No. 142, May 2002

Electronics, the future?

Electronics, the future?

Electricity was well known in the middle 1800's. Faraday had put its use on a sound footing with the laws of electromagnetic induction in the 1820's. Maxwell worked out the equations governing an electromagnetic field in the 1850's and then just before the turn of the century Thomson measured the ratio of the charge to mass of the electron in what was the prototype of all cathode ray tubes. Millikan put a value on this charge in 1909 and the electron was born. Lee de Forest added a grid of wires close to the filament and showed that it had a strong effect on the flow of electrons. and the era of valve electronics had begun.

Electronics using valves developed rapidly. Radio communication was established and then television. The CRT improved rapidly with the advent of Radar in the '39 war and in the 1950's television came to most households.

The first transistor was invented by Schockley, Bardeen and Brattain in 1947 at the Bell Telephone Labs. and early production devices were available in the fifties. Production seemed to be a hit and miss affair because 'out of tolerance' specimens were sold via Henry's Radio with such designations as 'red spot', 'white spot' which we used to make transistor radios in the early '60s. This was the era of the transistor.

The first integrated circuit was produced in the early '60s by Texas Instruments and Fairchild but it was not until 1965 when the 741 became readily available that integrated circuits started to take over as the main active component in circuit design.

Circuit complexity of solid state components steadily increased until finally a complete binary digit processor came along with the 8002 in the late seventies. Now, a complete processor with eight million digital switches is available on one chip.

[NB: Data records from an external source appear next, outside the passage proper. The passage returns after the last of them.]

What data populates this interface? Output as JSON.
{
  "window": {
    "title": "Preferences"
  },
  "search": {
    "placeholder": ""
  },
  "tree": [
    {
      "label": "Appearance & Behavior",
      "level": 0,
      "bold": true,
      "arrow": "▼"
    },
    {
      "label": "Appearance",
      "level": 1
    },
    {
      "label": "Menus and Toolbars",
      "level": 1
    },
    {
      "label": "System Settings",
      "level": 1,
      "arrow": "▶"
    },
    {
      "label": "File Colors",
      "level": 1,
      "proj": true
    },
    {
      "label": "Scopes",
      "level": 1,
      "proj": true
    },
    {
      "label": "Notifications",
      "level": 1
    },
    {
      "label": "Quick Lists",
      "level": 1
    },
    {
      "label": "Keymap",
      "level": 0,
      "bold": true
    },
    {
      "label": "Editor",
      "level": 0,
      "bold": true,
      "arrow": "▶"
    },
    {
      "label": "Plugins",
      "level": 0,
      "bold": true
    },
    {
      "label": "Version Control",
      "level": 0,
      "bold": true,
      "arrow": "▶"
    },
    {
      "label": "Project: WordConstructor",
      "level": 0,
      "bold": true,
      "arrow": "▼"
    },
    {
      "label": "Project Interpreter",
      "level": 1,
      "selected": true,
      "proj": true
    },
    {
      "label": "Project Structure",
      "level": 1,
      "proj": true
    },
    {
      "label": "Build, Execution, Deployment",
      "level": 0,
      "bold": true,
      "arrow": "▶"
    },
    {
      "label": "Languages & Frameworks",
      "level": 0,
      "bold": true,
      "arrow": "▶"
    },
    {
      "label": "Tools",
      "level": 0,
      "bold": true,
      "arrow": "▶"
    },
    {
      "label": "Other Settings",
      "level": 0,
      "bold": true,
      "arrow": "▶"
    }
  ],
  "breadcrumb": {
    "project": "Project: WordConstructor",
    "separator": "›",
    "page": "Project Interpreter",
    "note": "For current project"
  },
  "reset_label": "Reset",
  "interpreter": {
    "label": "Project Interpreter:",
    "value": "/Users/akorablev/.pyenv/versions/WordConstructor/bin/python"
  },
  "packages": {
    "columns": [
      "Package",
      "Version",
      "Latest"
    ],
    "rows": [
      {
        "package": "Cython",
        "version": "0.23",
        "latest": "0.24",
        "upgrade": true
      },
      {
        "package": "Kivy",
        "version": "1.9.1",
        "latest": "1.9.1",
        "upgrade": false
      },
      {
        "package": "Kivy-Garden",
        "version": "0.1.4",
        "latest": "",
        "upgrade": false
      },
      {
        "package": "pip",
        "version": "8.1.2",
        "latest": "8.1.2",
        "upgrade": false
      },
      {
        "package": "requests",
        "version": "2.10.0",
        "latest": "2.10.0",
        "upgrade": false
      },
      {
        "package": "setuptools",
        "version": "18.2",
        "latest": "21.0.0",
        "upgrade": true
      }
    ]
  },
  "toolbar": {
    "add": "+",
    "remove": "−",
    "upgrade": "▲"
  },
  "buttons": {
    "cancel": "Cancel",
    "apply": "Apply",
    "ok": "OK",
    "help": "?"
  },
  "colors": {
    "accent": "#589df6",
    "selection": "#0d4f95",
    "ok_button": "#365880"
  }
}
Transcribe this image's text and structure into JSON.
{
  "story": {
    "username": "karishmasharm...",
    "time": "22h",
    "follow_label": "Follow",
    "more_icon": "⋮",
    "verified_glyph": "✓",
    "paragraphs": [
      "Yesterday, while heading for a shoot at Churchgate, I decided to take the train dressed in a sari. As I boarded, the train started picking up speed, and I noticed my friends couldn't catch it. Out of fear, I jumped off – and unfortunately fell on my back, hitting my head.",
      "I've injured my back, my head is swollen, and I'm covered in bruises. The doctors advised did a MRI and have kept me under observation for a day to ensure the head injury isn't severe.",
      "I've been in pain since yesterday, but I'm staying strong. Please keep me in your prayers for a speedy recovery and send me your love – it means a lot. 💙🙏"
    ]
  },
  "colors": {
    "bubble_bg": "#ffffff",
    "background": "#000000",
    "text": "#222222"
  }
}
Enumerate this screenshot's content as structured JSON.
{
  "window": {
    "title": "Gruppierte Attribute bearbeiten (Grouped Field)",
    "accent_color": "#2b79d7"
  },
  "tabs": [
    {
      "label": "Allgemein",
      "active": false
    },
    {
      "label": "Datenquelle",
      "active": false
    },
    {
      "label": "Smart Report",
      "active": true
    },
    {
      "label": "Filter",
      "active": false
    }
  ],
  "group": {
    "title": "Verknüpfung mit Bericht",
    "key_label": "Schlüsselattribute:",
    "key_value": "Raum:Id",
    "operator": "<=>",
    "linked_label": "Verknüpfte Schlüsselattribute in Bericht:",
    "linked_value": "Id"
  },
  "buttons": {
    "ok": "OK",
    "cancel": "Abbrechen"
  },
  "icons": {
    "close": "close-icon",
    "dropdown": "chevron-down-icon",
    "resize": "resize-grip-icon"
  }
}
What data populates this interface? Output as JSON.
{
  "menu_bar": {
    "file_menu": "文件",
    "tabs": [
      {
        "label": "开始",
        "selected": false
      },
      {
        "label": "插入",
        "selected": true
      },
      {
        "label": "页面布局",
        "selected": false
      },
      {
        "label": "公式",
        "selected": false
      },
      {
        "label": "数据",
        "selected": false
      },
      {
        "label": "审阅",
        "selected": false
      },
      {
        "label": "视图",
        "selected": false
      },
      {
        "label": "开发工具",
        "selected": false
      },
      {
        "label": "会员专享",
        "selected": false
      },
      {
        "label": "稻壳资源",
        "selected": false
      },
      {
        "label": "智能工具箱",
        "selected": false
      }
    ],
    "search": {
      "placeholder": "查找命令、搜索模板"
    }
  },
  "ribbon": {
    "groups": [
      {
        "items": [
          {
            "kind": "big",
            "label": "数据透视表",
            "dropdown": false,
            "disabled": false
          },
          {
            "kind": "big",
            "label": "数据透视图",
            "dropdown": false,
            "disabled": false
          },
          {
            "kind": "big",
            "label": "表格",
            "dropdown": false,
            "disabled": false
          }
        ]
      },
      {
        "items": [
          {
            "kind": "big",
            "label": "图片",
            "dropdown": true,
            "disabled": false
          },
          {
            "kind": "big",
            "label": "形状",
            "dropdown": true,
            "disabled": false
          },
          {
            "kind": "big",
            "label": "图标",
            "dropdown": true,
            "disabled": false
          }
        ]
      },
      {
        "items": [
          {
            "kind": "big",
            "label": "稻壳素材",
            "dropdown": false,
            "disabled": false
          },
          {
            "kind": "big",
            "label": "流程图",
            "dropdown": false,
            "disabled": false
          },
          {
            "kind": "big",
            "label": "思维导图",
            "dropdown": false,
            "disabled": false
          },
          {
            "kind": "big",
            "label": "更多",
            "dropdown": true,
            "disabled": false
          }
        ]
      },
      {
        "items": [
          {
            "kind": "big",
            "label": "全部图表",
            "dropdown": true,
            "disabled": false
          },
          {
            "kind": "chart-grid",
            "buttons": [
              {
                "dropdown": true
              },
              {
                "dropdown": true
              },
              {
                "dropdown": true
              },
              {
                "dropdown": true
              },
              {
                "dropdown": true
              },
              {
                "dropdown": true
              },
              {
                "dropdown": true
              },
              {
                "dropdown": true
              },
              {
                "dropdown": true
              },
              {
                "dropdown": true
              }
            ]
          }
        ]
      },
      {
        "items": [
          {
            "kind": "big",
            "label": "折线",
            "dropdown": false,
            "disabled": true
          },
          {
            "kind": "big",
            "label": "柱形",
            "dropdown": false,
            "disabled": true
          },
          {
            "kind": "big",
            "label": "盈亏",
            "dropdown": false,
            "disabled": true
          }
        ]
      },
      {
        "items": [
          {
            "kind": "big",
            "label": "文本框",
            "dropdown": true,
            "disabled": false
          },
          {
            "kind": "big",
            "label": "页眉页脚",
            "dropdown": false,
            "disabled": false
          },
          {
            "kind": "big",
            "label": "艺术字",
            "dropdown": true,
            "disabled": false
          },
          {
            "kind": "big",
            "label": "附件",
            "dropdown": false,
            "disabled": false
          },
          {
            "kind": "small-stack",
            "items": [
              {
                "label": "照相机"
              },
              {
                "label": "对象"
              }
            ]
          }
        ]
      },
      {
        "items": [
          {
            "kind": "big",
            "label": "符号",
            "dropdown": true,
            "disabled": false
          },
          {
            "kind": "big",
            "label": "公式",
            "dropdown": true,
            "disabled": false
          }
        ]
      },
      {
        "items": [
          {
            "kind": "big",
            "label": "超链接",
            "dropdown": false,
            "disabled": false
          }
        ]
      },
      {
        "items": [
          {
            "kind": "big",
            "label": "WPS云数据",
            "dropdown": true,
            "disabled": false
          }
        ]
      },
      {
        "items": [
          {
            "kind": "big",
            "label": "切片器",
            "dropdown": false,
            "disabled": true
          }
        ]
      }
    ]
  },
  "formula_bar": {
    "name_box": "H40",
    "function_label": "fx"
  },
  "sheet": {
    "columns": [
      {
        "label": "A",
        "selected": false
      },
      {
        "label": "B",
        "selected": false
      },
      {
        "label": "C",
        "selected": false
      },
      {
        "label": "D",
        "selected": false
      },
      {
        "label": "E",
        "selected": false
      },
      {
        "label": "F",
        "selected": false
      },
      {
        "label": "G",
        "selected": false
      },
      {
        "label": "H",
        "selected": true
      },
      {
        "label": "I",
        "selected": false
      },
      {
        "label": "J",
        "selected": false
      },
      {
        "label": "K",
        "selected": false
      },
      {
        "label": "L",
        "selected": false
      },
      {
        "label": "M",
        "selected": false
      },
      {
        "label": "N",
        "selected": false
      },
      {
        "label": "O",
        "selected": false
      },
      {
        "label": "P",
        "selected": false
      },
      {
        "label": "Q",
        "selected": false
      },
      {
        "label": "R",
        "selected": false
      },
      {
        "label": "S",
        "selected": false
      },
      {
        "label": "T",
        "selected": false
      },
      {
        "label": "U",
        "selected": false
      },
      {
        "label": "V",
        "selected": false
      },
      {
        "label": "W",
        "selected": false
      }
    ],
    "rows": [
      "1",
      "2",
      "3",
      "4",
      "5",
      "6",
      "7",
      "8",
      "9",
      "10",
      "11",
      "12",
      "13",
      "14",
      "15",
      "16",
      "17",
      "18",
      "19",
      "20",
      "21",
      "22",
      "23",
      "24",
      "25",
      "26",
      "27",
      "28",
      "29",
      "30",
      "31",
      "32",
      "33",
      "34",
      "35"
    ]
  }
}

We know all this, you scream, why are you repeating it. The answer, fellow members, is that electronics seems to advance through 'eras', there have been valve, transistor and integrated circuit eras. Now I think a new 'era' is beginning. The PIC, an all purpose programmable circuit is here. EPE our favorite magazine, is facing the same decision - how much programming to print.? Perhaps the Internet will help. The Editor insists that he will maintain a balance. We wish him well...

Ed.